-- YOUR OBJECTIVE --
Every entry below should be printed exactly.
-- AVAILABLE DATA follows --
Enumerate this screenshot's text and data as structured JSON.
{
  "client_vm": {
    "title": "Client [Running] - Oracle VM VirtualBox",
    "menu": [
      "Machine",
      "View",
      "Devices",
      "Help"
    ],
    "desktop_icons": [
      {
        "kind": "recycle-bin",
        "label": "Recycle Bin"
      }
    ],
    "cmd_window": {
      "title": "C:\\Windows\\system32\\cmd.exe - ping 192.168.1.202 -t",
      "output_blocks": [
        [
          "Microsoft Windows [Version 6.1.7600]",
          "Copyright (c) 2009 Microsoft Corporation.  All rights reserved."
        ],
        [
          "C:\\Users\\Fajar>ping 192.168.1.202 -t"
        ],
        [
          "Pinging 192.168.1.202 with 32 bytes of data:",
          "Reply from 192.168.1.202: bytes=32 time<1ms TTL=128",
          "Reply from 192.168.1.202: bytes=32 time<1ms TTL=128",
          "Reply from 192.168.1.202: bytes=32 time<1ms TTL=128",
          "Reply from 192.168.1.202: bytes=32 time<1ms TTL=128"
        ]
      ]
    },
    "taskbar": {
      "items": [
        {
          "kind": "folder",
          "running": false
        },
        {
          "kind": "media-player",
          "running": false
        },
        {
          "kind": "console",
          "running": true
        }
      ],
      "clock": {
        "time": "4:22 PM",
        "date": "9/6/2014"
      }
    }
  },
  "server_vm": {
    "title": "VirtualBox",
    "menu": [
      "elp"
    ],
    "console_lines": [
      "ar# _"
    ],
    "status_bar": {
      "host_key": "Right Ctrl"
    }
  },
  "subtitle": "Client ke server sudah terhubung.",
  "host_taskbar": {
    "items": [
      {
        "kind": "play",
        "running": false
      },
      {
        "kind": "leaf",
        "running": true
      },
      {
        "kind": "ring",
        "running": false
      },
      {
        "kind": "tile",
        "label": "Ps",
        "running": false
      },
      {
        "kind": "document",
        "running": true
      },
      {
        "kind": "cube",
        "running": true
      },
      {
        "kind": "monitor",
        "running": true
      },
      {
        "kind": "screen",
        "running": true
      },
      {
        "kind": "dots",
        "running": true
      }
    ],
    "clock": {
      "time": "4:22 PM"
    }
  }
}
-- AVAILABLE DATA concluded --
-- TASK OUTPUT --
Enumerate this screenshot's text and data as structured JSON.
{
  "client_vm": {
    "title": "Client [Running] - Oracle VM VirtualBox",
    "menu": [
      "Machine",
      "View",
      "Devices",
      "Help"
    ],
    "desktop_icons": [
      {
        "kind": "recycle-bin",
        "label": "Recycle Bin"
      }
    ],
    "cmd_window": {
      "title": "C:\\Windows\\system32\\cmd.exe - ping 192.168.1.202 -t",
      "output_blocks": [
        [
          "Microsoft Windows [Version 6.1.7600]",
          "Copyright (c) 2009 Microsoft Corporation.  All rights reserved."
        ],
        [
          "C:\\Users\\Fajar>ping 192.168.1.202 -t"
        ],
        [
          "Pinging 192.168.1.202 with 32 bytes of data:",
          "Reply from 192.168.1.202: bytes=32 time<1ms TTL=128",
          "Reply from 192.168.1.202: bytes=32 time<1ms TTL=128",
          "Reply from 192.168.1.202: bytes=32 time<1ms TTL=128",
          "Reply from 192.168.1.202: bytes=32 time<1ms TTL=128"
        ]
      ]
    },
    "taskbar": {
      "items": [
        {
          "kind": "folder",
          "running": false
        },
        {
          "kind": "media-player",
          "running": false
        },
        {
          "kind": "console",
          "running": true
        }
      ],
      "clock": {
        "time": "4:22 PM",
        "date": "9/6/2014"
      }
    }
  },
  "server_vm": {
    "title": "VirtualBox",
    "menu": [
      "elp"
    ],
    "console_lines": [
      "ar# _"
    ],
    "status_bar": {
      "host_key": "Right Ctrl"
    }
  },
  "subtitle": "Client ke server sudah terhubung.",
  "host_taskbar": {
    "items": [
      {
        "kind": "play",
        "running": false
      },
      {
        "kind": "leaf",
        "running": true
      },
      {
        "kind": "ring",
        "running": false
      },
      {
        "kind": "tile",
        "label": "Ps",
        "running": false
      },
      {
        "kind": "document",
        "running": true
      },
      {
        "kind": "cube",
        "running": true
      },
      {
        "kind": "monitor",
        "running": true
      },
      {
        "kind": "screen",
        "running": true
      },
      {
        "kind": "dots",
        "running": true
      }
    ],
    "clock": {
      "time": "4:22 PM"
    }
  }
}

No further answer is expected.